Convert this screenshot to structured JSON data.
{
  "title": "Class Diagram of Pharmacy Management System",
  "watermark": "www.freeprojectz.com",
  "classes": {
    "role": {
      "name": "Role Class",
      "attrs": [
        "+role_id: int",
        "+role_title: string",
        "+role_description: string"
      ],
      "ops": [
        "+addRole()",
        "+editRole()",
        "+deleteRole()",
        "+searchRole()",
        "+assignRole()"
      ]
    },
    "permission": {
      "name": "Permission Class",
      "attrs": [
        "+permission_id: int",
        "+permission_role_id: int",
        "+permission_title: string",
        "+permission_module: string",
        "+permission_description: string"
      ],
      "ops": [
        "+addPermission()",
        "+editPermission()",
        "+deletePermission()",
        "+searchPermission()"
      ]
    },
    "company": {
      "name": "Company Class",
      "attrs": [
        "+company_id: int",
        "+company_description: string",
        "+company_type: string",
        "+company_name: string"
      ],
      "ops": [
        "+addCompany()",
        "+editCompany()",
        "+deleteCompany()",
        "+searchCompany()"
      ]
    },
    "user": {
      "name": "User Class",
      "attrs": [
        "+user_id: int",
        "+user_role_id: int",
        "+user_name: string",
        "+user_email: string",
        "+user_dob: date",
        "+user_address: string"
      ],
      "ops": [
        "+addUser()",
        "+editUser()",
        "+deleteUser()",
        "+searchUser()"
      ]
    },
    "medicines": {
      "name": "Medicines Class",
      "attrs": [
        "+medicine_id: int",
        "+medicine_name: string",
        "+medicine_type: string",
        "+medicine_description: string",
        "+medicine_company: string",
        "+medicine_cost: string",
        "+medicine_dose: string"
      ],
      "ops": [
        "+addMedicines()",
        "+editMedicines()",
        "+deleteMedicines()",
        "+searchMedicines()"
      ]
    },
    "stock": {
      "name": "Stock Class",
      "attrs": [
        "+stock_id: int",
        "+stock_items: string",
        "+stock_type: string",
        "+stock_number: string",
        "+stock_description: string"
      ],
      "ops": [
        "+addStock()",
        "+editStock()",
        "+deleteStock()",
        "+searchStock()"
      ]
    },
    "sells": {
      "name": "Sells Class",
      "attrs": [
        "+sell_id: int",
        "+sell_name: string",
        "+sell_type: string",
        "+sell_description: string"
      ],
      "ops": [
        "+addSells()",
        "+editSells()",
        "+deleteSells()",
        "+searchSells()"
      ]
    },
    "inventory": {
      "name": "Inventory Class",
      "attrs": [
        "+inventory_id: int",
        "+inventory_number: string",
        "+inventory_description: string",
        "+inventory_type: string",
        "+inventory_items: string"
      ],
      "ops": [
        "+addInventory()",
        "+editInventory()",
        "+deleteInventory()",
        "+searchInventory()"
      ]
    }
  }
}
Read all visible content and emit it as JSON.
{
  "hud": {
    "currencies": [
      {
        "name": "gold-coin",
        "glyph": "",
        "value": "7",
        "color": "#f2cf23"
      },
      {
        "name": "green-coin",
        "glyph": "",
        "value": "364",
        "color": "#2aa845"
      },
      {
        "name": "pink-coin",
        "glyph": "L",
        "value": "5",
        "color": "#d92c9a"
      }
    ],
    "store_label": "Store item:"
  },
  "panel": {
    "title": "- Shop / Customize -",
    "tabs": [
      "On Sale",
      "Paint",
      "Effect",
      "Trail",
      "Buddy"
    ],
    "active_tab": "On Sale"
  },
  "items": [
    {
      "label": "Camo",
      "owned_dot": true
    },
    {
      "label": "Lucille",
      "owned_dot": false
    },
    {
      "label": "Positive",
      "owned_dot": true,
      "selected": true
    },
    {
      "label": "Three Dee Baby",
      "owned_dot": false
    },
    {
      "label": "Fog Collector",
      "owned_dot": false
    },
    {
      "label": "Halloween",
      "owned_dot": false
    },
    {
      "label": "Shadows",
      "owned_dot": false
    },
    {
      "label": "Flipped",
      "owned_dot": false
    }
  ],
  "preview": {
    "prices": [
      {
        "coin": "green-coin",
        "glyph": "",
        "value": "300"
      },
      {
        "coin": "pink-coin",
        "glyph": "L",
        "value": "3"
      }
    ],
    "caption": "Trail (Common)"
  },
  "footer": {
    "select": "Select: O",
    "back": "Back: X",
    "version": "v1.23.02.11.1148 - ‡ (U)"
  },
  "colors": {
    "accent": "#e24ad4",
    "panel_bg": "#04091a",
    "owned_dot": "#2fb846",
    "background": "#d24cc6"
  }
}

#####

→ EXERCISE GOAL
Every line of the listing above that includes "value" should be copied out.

→ TASK SOLUTION
        "value": "7",
        "value": "364",
        "value": "5",
        "value": "300"
        "value": "3"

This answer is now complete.